Problem requirements: In every line of the records, look for "icon", then report how many lines have it and nothing else.
Start of Input data
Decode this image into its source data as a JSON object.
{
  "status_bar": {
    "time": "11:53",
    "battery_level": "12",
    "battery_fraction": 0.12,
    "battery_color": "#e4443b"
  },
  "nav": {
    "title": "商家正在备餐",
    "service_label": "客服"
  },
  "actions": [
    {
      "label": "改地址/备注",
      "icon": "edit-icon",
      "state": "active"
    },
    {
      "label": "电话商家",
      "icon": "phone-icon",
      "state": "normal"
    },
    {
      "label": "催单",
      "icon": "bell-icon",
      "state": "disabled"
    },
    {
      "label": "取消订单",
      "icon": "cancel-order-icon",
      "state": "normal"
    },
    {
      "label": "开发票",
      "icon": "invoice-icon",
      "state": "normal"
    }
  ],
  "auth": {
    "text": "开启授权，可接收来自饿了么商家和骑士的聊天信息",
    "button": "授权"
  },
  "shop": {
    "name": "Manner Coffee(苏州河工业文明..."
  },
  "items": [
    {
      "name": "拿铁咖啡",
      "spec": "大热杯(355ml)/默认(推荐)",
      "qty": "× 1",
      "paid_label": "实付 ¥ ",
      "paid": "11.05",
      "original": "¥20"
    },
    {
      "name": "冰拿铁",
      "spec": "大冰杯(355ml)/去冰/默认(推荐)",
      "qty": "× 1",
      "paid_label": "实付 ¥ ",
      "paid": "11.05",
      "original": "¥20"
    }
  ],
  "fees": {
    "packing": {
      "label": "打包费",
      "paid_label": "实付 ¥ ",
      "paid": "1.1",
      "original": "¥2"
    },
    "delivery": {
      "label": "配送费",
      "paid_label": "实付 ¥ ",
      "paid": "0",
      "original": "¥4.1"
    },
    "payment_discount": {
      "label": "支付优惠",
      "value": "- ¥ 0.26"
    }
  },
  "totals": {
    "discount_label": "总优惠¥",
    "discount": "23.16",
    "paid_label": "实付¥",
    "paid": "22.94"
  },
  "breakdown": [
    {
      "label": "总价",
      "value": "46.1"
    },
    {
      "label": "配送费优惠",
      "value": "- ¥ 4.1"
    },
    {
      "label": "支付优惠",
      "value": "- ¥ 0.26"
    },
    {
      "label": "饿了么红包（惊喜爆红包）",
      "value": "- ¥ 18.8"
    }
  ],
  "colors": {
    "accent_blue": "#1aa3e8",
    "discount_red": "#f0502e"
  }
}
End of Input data
Answer for the task: 5